New technology has given dispensers lots of tools to meet the varying needs of customers. In the final of his series, LEIGH ROBINSON explains how to offer a service that can’t be matched online.
In part one I defined ‘Value Fashion’ as experience-based shopping that tells customers the story behind you, what you are selling and how it will change their life. Lens technology is a great way to tell your story.
Never before has lens selection provided so much opportunity to meet the visual needs of your customer. Lens technology has advanced so much that we can now provide our customers with a pair of lenses for every situation.
Most importantly, lenses like this can’t be purchased online.
The millennial customer doesn’t understand lens technology, but wants solutions to their issues. What they will understand is your recommendation of technologically advanced lenses and the benefits they provide, like increased productivity in the workplace, reduced asthenopia and ergonomic discomfort.
Tell the story of how your lens recommendations can help them ride faster, run better and ski safer. Tell them how the right lens could take five shots off their golf handicap or keep them safe while driving. Tell them about the benefits of clear vision in all gaze directions and how individually personalised lenses can improve their life.
Because your customers can buy single vision lenses online, recommend anti-fatigue and enhanced readers. Use and recommend precise, personalised lenses that require accurate facial measurements to tell the lab how and where the frame sits on the face.
This is something that simply cannot be purchased online.
Your storefront is your best asset for attracting foot traffic, but do you really understand just how important it is?
Here’s the truth — the exterior of your business can be responsible for roughly 45% of your story in marketing. Prospective customers judge whether they think your store will meet their needs in the first 15 seconds of walking past. If your image or story fails to make a good impression, they will keep walking.
Keep your storefront fresh and interesting through modern product displays and clean windows. Fresh paint, stylish design, nice furniture and good lighting can go a long way.
Rather than purely buying and selling product, make each product an element of your bigger story. Cotton On, a millennial focused retail store, recognised that in the last decade the number of 20-year-olds who hold a passport has increased by 20%. Based on that fact, they quite successfully introduced travel goods to their clothing lines.
Change your story every 6–8 weeks and focus on your practice’s demographics with stories such as: the she-volution, him-interests, sports stories, kids’ stories, or street stories, to suggest a few.

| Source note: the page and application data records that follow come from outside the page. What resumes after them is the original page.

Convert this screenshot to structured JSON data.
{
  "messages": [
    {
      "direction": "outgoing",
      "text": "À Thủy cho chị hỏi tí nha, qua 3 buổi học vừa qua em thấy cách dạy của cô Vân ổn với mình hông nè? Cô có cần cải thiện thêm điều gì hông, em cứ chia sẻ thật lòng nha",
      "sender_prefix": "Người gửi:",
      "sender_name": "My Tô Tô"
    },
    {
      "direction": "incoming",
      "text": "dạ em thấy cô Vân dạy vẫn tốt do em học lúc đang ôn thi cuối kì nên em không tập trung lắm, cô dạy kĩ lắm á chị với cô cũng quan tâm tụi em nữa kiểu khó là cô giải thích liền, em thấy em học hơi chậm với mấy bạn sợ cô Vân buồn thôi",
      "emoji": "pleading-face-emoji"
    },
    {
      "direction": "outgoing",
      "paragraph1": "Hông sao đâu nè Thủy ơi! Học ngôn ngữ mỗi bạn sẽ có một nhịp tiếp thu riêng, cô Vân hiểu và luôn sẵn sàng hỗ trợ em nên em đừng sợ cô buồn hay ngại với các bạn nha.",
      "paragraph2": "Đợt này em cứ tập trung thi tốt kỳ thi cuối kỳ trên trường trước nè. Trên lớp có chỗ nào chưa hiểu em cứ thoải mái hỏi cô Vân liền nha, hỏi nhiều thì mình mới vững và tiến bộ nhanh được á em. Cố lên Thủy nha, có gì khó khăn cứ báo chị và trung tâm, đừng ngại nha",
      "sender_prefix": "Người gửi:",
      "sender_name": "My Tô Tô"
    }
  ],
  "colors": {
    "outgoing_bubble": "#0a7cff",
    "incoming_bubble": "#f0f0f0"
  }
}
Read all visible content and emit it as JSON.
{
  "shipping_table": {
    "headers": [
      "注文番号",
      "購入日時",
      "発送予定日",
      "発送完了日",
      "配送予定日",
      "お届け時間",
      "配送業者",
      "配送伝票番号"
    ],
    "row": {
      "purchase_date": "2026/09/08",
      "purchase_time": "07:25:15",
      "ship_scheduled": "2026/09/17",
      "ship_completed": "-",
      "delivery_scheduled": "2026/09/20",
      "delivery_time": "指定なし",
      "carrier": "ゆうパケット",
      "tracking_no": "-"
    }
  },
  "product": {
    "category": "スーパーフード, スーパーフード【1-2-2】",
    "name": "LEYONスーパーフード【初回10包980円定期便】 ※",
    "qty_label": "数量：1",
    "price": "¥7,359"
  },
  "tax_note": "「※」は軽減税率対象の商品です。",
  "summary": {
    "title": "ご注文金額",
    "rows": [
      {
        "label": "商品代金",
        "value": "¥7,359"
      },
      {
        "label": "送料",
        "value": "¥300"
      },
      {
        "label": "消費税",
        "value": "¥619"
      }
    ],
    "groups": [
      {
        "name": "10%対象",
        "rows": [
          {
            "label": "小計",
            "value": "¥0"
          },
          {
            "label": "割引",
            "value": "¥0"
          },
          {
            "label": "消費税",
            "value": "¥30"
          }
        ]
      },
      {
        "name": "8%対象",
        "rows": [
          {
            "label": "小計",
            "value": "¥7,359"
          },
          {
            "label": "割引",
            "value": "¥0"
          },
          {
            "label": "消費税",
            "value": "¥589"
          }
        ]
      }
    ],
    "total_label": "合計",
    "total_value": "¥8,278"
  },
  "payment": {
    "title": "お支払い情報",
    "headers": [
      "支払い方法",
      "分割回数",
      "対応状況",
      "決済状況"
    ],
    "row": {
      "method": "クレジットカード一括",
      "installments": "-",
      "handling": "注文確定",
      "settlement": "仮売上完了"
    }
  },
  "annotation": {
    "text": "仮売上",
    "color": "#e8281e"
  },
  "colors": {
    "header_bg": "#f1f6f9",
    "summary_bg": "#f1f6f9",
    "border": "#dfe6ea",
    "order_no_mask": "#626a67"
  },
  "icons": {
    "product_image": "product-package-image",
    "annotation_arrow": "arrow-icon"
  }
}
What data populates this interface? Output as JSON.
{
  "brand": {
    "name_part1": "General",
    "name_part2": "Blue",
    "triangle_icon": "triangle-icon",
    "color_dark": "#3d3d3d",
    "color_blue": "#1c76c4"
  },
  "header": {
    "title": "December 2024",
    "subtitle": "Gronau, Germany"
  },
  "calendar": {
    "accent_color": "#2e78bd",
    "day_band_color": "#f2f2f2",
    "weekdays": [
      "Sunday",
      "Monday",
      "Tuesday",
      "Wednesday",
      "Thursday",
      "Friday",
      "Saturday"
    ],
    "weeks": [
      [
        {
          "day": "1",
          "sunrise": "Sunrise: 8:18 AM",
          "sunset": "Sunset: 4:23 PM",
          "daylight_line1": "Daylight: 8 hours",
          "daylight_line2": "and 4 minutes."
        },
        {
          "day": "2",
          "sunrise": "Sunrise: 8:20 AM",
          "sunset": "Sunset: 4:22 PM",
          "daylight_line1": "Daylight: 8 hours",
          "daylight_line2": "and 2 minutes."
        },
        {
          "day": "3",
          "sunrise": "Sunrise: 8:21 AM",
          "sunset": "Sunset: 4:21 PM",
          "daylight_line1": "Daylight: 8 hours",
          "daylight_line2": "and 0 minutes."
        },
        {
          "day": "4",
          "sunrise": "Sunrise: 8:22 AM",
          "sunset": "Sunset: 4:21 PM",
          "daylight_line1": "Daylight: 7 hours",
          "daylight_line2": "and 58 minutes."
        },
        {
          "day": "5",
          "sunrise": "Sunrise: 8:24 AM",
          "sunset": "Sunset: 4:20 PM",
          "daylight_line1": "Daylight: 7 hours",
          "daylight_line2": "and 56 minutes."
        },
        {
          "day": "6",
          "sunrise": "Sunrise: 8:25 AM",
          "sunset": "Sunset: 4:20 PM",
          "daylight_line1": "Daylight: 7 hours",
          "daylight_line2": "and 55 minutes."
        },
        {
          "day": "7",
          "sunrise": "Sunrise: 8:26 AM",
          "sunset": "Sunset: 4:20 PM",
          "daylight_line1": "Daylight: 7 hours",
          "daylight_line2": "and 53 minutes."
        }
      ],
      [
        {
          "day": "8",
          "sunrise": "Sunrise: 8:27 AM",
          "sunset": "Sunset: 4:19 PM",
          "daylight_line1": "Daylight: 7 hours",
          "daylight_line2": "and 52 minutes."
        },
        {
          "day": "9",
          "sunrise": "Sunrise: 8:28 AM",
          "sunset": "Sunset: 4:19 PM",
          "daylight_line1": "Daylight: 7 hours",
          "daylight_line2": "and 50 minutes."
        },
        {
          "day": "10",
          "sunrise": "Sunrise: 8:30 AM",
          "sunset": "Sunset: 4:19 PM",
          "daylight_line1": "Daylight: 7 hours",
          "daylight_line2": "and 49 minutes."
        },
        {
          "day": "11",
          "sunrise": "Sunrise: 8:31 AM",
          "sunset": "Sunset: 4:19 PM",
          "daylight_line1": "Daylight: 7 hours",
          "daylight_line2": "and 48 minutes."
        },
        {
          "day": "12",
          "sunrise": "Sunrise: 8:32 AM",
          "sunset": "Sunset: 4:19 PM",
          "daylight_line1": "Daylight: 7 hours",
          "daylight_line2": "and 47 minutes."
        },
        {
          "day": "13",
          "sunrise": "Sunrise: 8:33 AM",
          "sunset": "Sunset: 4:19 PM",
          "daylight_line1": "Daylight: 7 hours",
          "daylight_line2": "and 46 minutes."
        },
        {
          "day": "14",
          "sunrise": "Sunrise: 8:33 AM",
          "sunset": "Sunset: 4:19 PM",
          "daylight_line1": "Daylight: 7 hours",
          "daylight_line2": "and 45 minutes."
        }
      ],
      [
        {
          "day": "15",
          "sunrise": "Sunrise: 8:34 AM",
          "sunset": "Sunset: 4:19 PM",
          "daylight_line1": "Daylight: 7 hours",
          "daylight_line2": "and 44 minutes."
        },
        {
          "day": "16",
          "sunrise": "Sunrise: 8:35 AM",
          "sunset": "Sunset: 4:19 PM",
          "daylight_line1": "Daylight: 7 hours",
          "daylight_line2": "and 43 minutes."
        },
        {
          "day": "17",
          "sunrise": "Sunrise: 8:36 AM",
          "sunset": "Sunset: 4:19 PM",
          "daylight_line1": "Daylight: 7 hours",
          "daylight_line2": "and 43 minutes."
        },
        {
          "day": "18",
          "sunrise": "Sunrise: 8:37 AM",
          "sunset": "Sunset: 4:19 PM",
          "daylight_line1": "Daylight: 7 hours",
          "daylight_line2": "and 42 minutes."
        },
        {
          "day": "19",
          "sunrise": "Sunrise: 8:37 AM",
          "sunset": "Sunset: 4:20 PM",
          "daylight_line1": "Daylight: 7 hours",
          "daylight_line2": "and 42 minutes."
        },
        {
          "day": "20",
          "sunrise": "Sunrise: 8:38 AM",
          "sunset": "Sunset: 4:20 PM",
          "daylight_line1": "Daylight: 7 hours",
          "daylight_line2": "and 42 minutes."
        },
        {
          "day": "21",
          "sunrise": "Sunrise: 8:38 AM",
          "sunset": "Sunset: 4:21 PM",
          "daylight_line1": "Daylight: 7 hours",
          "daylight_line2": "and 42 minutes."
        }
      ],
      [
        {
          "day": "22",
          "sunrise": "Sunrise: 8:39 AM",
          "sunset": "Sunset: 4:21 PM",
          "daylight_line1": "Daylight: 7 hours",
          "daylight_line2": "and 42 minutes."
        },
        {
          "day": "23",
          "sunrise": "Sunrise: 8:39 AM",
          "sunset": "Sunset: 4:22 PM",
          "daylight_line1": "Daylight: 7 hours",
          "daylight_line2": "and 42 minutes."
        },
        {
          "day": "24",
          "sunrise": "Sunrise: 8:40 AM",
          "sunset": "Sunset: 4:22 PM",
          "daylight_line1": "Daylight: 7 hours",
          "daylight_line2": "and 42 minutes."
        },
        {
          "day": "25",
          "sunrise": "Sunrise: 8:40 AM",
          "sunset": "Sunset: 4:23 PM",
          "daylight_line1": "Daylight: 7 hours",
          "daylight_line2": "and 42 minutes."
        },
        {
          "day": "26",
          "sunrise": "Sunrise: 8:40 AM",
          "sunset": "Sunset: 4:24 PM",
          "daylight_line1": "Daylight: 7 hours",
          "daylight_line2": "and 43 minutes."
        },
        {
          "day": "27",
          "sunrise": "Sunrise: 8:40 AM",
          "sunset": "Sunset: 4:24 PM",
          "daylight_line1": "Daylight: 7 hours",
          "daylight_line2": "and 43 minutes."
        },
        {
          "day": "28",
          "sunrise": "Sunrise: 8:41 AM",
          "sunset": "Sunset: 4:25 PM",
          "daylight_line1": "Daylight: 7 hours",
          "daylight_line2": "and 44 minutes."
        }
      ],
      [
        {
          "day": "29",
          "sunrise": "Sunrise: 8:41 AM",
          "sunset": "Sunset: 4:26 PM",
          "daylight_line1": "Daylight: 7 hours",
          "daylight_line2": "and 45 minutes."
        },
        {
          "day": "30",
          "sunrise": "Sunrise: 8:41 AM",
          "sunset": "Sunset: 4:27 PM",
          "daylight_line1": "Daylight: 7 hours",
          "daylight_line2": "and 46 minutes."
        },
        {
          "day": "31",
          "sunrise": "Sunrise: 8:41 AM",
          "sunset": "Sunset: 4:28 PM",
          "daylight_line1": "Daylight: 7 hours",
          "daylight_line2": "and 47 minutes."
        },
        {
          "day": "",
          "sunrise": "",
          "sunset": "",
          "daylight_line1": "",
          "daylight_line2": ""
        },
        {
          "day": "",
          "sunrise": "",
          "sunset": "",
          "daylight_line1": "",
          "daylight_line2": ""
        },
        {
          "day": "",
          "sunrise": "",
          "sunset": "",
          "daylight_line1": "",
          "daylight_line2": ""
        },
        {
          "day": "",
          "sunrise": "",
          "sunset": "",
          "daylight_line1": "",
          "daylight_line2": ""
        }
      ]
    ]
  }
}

And don’t forget to promote on social media. Your story needs to be a mix of instore and online offerings, where customers can research your product and then have the shopping experience they crave.
Know your crowd
Do you really know who your market demographic is? It’s generally the presbyope, but have you checked who resides in your area? Utilise the Australian Bureau of Statistics, go to quick stats and enter your postcode. You will be surprised at the usable information freely available.
Your millennial target market loves a loyalty program, even just for a free coffee. But sitting at the heart of loyalty or rewards programs is the capture of information like phone numbers, emails and purchase details. A marketing database is crucial and allows you to better understand who you should engage with.
It is important to buy stock based on what your market wants, not purely on your own likes and tastes. Have a strict control of inventory and what is selling. A good way to introduce a more imaginative stock range is to engage younger staff members in purchasing decisions.
Your story is also about your staff. They are your most valuable asset and their impact on your customer’s experience is critical to how your story is received.
Employ staff with a sense of style and character, something that is hard to teach. The Certificate IV in Optical Dispensing can be taught later. Give them a stake in meeting the needs of the customer and challenge them to carry out your current story, as well as developing their own stories too. Your staff must be trained above their pay rate, totally on board with your story and be able to recommend the right lifestyle lenses for the wearer.
A meaningful store experience for your customer is going to be different from store to store. After all, humans are humans. But if you dare to re-imagine a shopping experience that marries discovery and slow shopping with the convenience of online and a personal experience, you will be able to compete.
- LEIGH ROBINSON is optical dispensing champion, consultant and training facilitator at Spectrum Optical and a teacher of Cert IV in Optical dispensing at RMIT University Melbourne. He conducts optical dispensing short courses, workshops and in-house training options to suit individual practice needs across Australia. Visit: spectrumoptical.com.au